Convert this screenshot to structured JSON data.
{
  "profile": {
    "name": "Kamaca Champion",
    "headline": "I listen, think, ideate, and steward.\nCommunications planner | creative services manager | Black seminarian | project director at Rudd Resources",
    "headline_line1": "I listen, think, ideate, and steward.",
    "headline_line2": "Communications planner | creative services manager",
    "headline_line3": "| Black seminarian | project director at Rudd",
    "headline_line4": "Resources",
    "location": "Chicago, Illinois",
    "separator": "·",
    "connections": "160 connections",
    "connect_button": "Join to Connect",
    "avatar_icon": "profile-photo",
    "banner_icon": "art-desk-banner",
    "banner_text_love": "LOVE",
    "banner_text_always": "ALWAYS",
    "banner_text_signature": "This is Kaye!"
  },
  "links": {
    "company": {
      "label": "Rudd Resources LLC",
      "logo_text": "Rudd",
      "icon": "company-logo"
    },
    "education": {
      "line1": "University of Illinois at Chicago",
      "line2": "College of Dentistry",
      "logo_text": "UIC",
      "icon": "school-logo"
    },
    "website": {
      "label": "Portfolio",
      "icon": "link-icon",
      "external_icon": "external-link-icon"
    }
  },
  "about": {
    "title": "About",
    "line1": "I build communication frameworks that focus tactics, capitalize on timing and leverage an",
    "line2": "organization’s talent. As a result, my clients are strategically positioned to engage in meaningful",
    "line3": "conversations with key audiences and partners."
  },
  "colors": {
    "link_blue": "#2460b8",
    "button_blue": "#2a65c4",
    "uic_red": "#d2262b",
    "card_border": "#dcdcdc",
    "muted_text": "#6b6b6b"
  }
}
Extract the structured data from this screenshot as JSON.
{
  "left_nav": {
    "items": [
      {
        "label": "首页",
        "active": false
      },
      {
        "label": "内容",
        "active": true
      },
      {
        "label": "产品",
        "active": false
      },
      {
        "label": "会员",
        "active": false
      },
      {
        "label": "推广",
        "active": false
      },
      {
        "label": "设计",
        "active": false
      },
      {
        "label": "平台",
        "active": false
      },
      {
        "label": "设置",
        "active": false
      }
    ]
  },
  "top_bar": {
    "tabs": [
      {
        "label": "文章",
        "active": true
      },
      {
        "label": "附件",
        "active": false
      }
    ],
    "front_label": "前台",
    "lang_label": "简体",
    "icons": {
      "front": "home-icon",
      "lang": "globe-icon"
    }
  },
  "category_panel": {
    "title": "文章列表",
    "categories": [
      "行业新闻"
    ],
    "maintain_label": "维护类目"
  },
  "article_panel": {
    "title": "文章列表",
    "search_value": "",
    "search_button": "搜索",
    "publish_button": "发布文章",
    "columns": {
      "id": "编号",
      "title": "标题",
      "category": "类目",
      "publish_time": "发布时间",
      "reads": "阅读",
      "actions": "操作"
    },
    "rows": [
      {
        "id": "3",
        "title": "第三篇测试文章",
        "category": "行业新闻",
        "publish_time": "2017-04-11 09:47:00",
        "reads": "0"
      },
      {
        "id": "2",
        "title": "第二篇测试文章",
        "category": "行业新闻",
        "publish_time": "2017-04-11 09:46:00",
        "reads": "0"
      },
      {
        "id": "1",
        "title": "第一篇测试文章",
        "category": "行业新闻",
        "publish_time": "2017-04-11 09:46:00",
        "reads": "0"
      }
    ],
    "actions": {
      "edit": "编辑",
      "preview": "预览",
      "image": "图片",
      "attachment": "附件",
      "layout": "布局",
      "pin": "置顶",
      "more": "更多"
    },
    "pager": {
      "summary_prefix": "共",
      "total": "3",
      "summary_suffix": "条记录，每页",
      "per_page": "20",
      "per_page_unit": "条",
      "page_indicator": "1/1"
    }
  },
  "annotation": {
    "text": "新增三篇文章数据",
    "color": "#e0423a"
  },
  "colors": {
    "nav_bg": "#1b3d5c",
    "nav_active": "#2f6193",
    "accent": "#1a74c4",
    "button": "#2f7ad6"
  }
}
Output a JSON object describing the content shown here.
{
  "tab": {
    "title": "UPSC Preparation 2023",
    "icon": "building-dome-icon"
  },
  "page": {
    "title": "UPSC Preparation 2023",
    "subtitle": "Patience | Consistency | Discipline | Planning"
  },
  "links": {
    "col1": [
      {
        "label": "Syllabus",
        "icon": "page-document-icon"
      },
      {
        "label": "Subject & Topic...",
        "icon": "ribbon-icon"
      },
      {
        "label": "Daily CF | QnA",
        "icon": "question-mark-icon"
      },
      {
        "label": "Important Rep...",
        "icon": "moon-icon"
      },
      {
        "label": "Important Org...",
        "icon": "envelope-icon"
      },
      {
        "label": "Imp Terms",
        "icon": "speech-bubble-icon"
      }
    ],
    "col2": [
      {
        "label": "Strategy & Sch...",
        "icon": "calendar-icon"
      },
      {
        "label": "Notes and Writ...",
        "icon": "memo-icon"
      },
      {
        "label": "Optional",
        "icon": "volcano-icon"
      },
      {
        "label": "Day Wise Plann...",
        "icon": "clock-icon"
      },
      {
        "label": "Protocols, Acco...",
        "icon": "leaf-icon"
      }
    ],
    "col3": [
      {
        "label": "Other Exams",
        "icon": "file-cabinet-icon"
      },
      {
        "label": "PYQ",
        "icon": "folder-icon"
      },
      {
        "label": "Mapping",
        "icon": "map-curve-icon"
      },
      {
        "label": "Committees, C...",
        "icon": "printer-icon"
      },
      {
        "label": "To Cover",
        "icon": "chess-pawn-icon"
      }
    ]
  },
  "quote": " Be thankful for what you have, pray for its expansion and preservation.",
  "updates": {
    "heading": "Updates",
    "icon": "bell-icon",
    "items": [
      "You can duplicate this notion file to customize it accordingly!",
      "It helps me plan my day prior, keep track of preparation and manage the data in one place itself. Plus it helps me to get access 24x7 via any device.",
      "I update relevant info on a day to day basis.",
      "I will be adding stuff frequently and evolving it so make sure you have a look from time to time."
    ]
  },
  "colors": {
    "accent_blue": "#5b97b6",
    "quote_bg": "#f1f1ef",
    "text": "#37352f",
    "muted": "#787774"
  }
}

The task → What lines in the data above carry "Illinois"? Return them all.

Written reply →
    "location": "Chicago, Illinois",
      "line1": "University of Illinois at Chicago",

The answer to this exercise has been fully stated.